Running on an empty stomach is a question that many runners ask themselves. In reality, it is a very personal question that depends on the individual’s tastes. It is up to each individual to assess whether it is good for his or her body according to his or her physical condition.
In this article we want to clarify what happens in the body when running on an empty stomach so that you can assess whether this practice is good for you or harmful to your sporting goals. We also give you some basic recommendations to follow if you decide to give it a try, such as the importance of providing your body with the necessary nutrients after the wear and tear caused by running.
Running on an empty stomach means running without having eaten any food for several hours. It is usually done when we wake up after a night’s rest before breakfast.
We will also run on an empty stomach if we go out for a run six to eight hours after the last meal, for example if we run in the afternoon and have not eaten anything since breakfast.
There is no single answer to this question. It depends on the individual and the goal to be achieved. It is important to bear in mind that running on an empty stomach can be counterproductive if, for example, you want to increase your endurance level.
Most people who choose to run on an empty stomach have a clear goal: to burn fat. When we run without having eaten anything for four to eight hours, carbohydrate levels in the liver are minimal and, as a result, the body turns to stored fat for fuel. However, this process is not so simple.
Although the metabolic process is complex, a simple way to explain it is that fats, which we store in the form of triglycerides and derived fatty acids, need the oxidation of carbohydrates in order to be used as fuel.
But what happens if the carbohydrate level is minimal because we are fasting? A process known as ketosis begins. In the absence of glycogen, which is how the body stores carbohydrates in the muscles, muscle fibres are broken down to provide sufficient energy.
Therefore, in order to increase muscle mass, it is not advisable to run on an empty stomach because, as we have explained, if a process of ketosis occurs, what we will achieve is to degrade the muscle fibre.
In other words, fat burning can lead to the loss of muscle mass. An example of this is the so-called ketogenic diets. These are diets with no or minimal carbohydrate intake which, in the medium term, lead to significant water and muscle loss.
We have already explained how the breakdown of body fat requires the burning of carbohydrates, albeit through the breakdown of muscle tissue. This might lead us to think that this is an optimal way to lose fat, but it is not that simple.
Running on an empty stomach should be done at a low intensity so that the body gradually consumes fat and muscle glycogen expenditure is reduced.
If we decide to run at medium or high intensity, the scarce glycogen stores rapidly deplete and the body turns to other sources of energy such as protein. This process often results in symptoms such as dizziness, fatigue and weakness that force you to stop exercising.
To lose weight you need to consume more calories than you take in, and for this it is better to run at high intensity, which is not advisable to do on an empty stomach for the reasons given above. Since running on an empty stomach must be done at a low intensity, the energy expenditure is also low.

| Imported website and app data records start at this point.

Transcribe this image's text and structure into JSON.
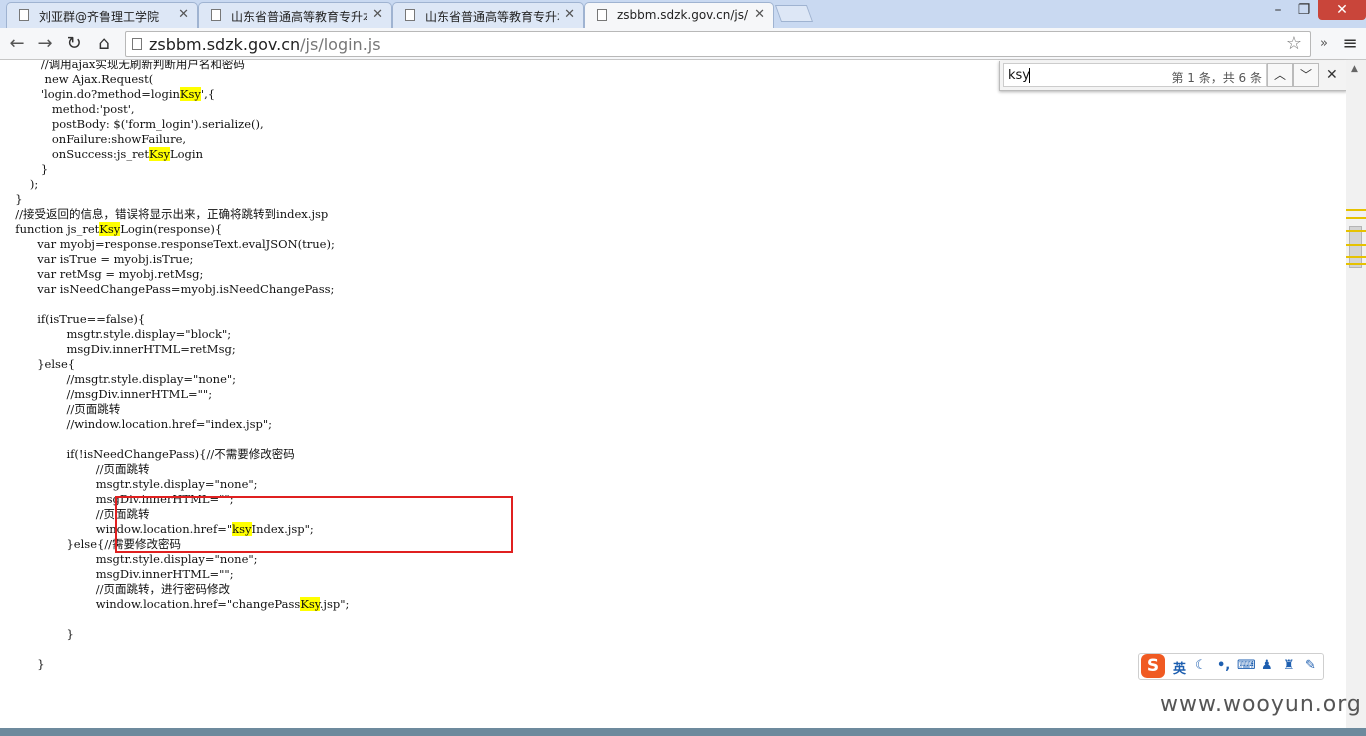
{
  "tabs": [
    {
      "label": "刘亚群@齐鲁理工学院"
    },
    {
      "label": "山东省普通高等教育专升本"
    },
    {
      "label": "山东省普通高等教育专升本"
    },
    {
      "label": "zsbbm.sdzk.gov.cn/js/lo"
    }
  ],
  "address": {
    "host": "zsbbm.sdzk.gov.cn",
    "path": "/js/login.js"
  },
  "find": {
    "query": "ksy",
    "count": "第 1 条，共 6 条"
  },
  "ime": {
    "lang": "英"
  },
  "watermark": "www.wooyun.org",
  "code_lines": [
    "         //调用ajax实现无刷新判断用户名和密码",
    "          new Ajax.Request(",
    "         'login.do?method=loginKsy',{",
    "            method:'post',",
    "            postBody: $('form_login').serialize(),",
    "            onFailure:showFailure,",
    "            onSuccess:js_retKsyLogin",
    "         }",
    "      );",
    "  }",
    "  //接受返回的信息，错误将显示出来，正确将跳转到index.jsp",
    "  function js_retKsyLogin(response){",
    "        var myobj=response.responseText.evalJSON(true);",
    "        var isTrue = myobj.isTrue;",
    "        var retMsg = myobj.retMsg;",
    "        var isNeedChangePass=myobj.isNeedChangePass;",
    "",
    "        if(isTrue==false){",
    "                msgtr.style.display=\"block\";",
    "                msgDiv.innerHTML=retMsg;",
    "        }else{",
    "                //msgtr.style.display=\"none\";",
    "                //msgDiv.innerHTML=\"\";",
    "                //页面跳转",
    "                //window.location.href=\"index.jsp\";",
    "",
    "                if(!isNeedChangePass){//不需要修改密码",
    "                        //页面跳转",
    "                        msgtr.style.display=\"none\";",
    "                        msgDiv.innerHTML=\"\";",
    "                        //页面跳转",
    "                        window.location.href=\"ksyIndex.jsp\";",
    "                }else{//需要修改密码",
    "                        msgtr.style.display=\"none\";",
    "                        msgDiv.innerHTML=\"\";",
    "                        //页面跳转，进行密码修改",
    "                        window.location.href=\"changePassKsy.jsp\";",
    "",
    "                }",
    "",
    "        }"
  ]
}
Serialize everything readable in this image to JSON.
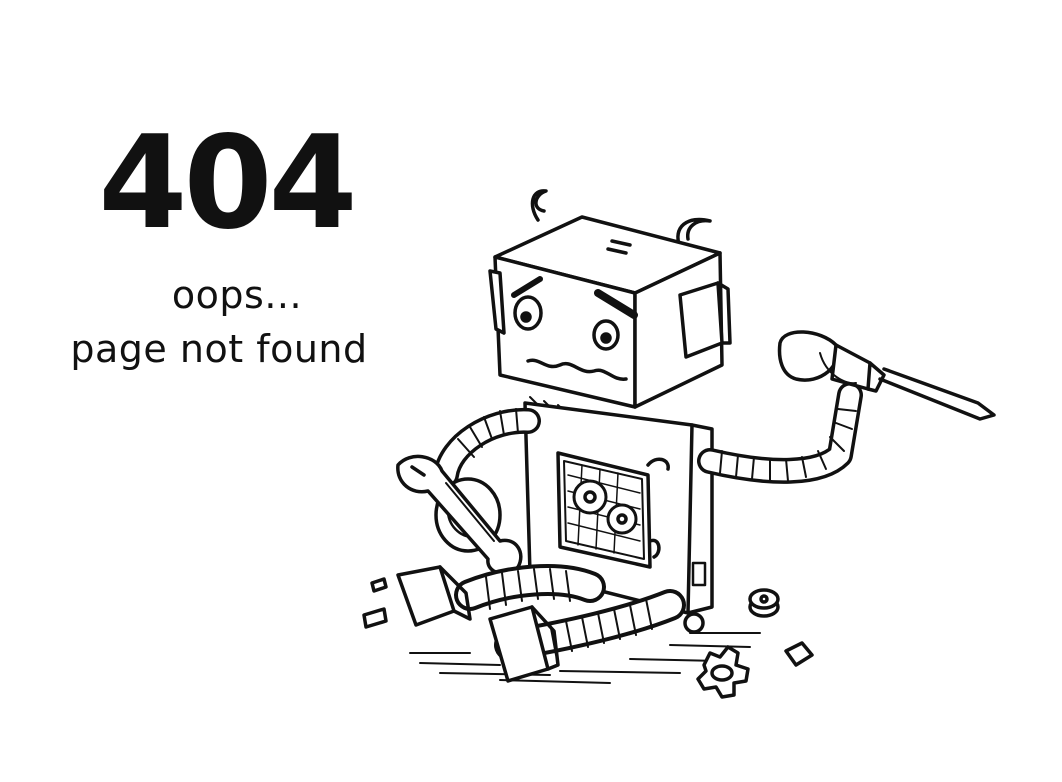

To increase muscle mass, it is not advisable to run on an empty stomach either because, as we have explained, if a process of ketosis occurs, what we will achieve is to degrade the muscle fibre.
If you decide to try running on an empty stomach, it is advisable to follow a few tips to avoid the risks inherent in this practice.
- Do it progressively. You can start with a short fast of about four hours and work your way up to eight hours without eating. This type of preparation is important because of the risk of dizziness, vomiting or even loss of consciousness due to low blood glucose.
- The intensity of the exercise should be low enough to be able to converse with another person without problems.
- The duration of the exercise should not exceed 60 minutes.
- Even if you go running on an empty stomach, drink a glass of water before you start. It is important to stay hydrated.
- Always carry something to eat in case you feel dizzy or faint.
- After going out for a run on an empty stomach, you should eat well to rehydrate, replenish your glycogen levels and nourish your tissues. To do this, this first meal after training should include carbohydrates and protein.
- Contribute to muscle recovery with a food supplement such as Orgono Sport Recovery Supplement 1L, specially designed for athletes, formulated with organic silica and glycine, ingredients known for their role in strengthening tissues. It is highly recommended in states of stress and muscle and joint wear and tear.
Running on an empty stomach is a personal decision for each runner. Some people prefer to run before breakfast and, if done at a low intensity and for a reasonable time, it is not an inadvisable practice. If this is your case, make sure you are well hydrated and always carry something to eat in case you have a slump.